As Election Day draws near and polls put Martin O’Malley’s lead over Robert L. Ehrlich Jr. at five, eight, 10, 11 and 14 points, count on the New York Times for a little clarity.
The statistical gurus who run www.fivethirtyeight.com, compiling mountains of polling data in months leading up to the 2008 presidential election, have migrated their work to the Times and are keeping an eye on hundreds of midterm races.
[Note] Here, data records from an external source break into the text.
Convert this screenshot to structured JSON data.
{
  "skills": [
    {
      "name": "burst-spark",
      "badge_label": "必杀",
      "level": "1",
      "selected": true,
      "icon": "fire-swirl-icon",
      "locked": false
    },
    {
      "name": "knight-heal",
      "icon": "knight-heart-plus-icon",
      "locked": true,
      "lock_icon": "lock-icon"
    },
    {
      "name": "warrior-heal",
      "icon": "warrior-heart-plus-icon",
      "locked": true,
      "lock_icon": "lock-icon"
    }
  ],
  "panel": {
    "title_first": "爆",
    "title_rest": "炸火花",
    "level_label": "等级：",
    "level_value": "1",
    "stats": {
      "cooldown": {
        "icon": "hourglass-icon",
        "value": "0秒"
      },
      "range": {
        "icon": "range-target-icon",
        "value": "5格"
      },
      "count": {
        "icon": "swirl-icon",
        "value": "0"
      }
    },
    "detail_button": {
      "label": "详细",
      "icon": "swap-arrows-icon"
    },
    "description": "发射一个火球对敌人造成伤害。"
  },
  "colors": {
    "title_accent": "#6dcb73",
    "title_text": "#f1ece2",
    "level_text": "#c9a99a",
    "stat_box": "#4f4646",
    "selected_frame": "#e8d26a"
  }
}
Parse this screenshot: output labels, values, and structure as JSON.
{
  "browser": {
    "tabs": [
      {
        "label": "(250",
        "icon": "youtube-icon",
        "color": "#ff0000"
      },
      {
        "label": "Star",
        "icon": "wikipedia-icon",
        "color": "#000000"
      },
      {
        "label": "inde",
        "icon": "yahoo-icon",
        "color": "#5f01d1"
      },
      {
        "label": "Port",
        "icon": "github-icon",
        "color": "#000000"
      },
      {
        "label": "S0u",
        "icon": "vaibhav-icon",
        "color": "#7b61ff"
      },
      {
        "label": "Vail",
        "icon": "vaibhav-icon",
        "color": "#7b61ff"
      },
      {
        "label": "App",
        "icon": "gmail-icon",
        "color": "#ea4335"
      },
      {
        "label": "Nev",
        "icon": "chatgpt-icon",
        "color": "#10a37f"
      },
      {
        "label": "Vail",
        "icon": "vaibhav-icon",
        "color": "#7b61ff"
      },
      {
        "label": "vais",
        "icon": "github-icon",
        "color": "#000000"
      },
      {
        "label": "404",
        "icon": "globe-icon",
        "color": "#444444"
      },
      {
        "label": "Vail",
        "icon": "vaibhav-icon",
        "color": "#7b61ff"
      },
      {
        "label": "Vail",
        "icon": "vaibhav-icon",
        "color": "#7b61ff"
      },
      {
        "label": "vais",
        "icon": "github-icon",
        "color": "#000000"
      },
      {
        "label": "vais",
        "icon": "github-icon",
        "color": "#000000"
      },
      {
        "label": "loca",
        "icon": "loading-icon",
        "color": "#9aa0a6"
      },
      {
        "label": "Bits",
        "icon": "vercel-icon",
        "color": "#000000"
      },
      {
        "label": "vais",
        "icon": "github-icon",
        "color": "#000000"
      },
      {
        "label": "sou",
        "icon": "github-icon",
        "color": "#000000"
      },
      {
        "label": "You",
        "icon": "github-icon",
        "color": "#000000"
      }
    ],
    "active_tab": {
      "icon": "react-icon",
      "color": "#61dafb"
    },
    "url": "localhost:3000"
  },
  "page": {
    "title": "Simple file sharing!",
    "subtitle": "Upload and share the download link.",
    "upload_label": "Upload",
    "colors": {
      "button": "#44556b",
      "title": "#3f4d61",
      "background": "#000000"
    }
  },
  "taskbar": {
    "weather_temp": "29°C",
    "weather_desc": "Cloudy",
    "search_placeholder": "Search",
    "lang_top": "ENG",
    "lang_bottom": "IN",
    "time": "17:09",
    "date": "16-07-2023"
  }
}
Among those, lucky for us, is the Maryland governor’s race.
They input all the publicly available data into their statistical model and spit out projected election results (O’Malley 53.7 percent, Ehrlich 43.7 percent on Oct. 26) and the chances that O’Malley hangs on to his seat (96.3 percent). A set of forecasts is listed at the bottom of the page.
Look at the data below the charts for the polls they use, and the weight assigned to each in the model. The Oct. 26 model likes the ABC/Post poll that showed O’Malley with a 54-40 lead the best.
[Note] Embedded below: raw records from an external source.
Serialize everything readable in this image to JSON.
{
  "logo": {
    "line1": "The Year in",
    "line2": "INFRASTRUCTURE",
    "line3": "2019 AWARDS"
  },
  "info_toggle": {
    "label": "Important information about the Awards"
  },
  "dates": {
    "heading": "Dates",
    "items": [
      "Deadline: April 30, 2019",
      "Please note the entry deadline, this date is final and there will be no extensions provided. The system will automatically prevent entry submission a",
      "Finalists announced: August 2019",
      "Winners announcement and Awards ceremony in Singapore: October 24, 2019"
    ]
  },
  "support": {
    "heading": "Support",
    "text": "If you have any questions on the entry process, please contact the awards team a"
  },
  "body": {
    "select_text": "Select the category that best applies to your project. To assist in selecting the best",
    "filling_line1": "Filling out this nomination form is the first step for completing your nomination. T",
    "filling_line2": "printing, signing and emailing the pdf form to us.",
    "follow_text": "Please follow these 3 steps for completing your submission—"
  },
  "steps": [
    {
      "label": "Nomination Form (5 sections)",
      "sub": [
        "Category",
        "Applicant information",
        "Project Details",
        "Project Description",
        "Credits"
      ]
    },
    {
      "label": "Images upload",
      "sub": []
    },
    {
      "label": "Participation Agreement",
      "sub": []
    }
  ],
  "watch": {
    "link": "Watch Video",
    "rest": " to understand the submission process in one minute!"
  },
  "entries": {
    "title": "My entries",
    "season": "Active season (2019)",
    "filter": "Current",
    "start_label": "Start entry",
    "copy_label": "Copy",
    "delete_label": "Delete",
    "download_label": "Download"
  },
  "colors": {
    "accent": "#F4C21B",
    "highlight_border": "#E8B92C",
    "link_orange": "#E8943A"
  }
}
Ehrlich has dismissed the recent poll results, saying that an internal poll conducted by his campaign shows O’Malley only up 3 points.
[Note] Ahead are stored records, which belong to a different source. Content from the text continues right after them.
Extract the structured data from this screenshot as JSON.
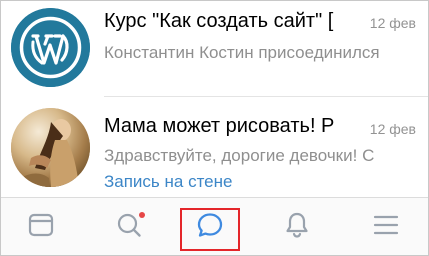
{
  "dialogs": [
    {
      "title": "Курс \"Как создать сайт\" [",
      "date": "12 фев",
      "preview": "Константин Костин присоединился",
      "avatar_icon": "wordpress-logo-icon"
    },
    {
      "title": "Мама может рисовать! Р",
      "date": "12 фев",
      "preview": "Здравствуйте, дорогие девочки! С",
      "link": "Запись на стене",
      "avatar_icon": "photo-avatar"
    }
  ],
  "tabbar": {
    "tabs": [
      {
        "icon": "news-feed-icon",
        "active": false
      },
      {
        "icon": "search-icon",
        "active": false,
        "has_notification": true
      },
      {
        "icon": "messages-icon",
        "active": true
      },
      {
        "icon": "notifications-bell-icon",
        "active": false
      },
      {
        "icon": "menu-icon",
        "active": false
      }
    ]
  },
  "colors": {
    "accent_blue": "#3f8ae0",
    "link_blue": "#3c86c7",
    "wp_blue": "#22799c",
    "highlight_red": "#e4262a",
    "badge_red": "#e64646",
    "icon_gray": "#99a2ad",
    "secondary_text": "#8f8f8f"
  }
}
The trend in the race the statistical model reveals is interesting. The race was closest in the middle of July, with just a few fractions of a percentage point separating the candidates. But after that, O’Malley developed a small lead through the rest of the summer. He was the only candidate advertising at that point, using his sizable money advantage to buy up TV and radio spots.
O’Malley’s lead widened in September, when his attack ads began to hit. And in October, O’Malley’s lead really opened up, as individual polls have shown.